The Gift: A Parable (by Geneva Heidmann)

Once, there was a merchant. He cared very deeply for the poor, and whenever he could, he helped them.
 
Now this merchant had in his left leg, a limp. It was not a huge bother, but he spared no love for it. At times he would wonder from whence it came, for he could not himself explain it.
 
At one time, the merchant was helping a family, who did not have much. Even though they had little, they offered the merchant a gift in return for his help. The merchant could not accept it, especially when he thought of how much they needed it.
 
Over time, he grew very close to the family, and they close to him. They would from time to time offer repayment in small gifts, but he still politely refused, only thinking that they needed it more.
 
Thrice in a row, at one time, they insisted he take something. Twice, he denied them.
 
But then he had another thought, one that had not before occurred to him. All this time, he had only thought of what they needed in their home. A fixed roof, their next meal, some money to keep them going for the next week. Then he looked around at them all. Perhaps, they needed just a bit more than a house and a meal. Carefully, he accepted the small gift: a loaf of bread. And since it was evening, he bade them all good night and returned to his own home, all the while pondering what new ways he could help this family.
 
The next day, when he went once again to their home, the mood was lighter and more open; before it had seemed, ever so slightly, closed off and tense.
 
Over the next few weeks, things steadily improved, and as the merchant helped them in every way he could think of, they grew closer as a family.
 
And then, one day, maybe a month later, the merchant awoke in the morning to find that his limp was gone. He ran a bit, jumped around. Still his leg remained stable. Later, as he sat with the family, they offered him a bowl of stew.
 
The merchant enjoyed every delicious morsel.
This entry was posted in Paul's Page.
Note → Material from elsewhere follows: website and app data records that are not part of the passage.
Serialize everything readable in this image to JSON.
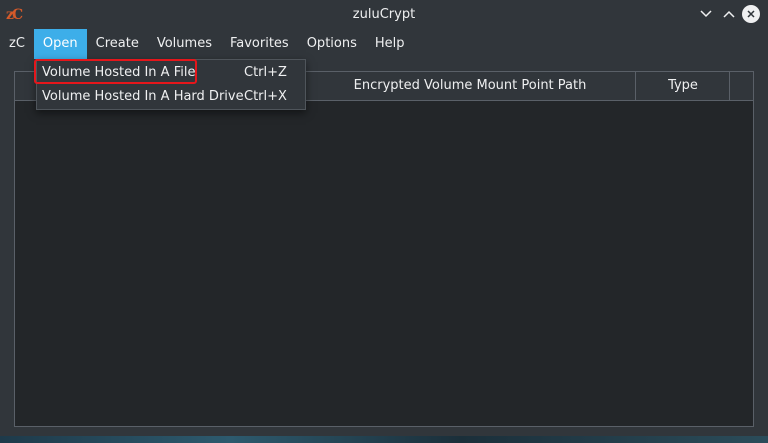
{
  "window": {
    "title": "zuluCrypt",
    "app_icon_text": "zC"
  },
  "menubar": {
    "items": [
      {
        "label": "zC"
      },
      {
        "label": "Open"
      },
      {
        "label": "Create"
      },
      {
        "label": "Volumes"
      },
      {
        "label": "Favorites"
      },
      {
        "label": "Options"
      },
      {
        "label": "Help"
      }
    ],
    "active": "Open"
  },
  "dropdown": {
    "items": [
      {
        "label": "Volume Hosted In A File",
        "shortcut": "Ctrl+Z"
      },
      {
        "label": "Volume Hosted In A Hard Drive",
        "shortcut": "Ctrl+X"
      }
    ]
  },
  "table": {
    "columns": [
      {
        "label": "Encrypted Volume Mount Point Path"
      },
      {
        "label": "Type"
      }
    ]
  },
  "colors": {
    "accent": "#3daee9",
    "window_bg": "#31363b",
    "table_bg": "#232629",
    "highlight_outline": "#e5161b"
  },
  "icons": {
    "minimize": "chevron-down-icon",
    "maximize": "chevron-up-icon",
    "close": "close-icon"
  }
}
Post a Comment

Your email is never published nor shared. Required fields are marked *

*
*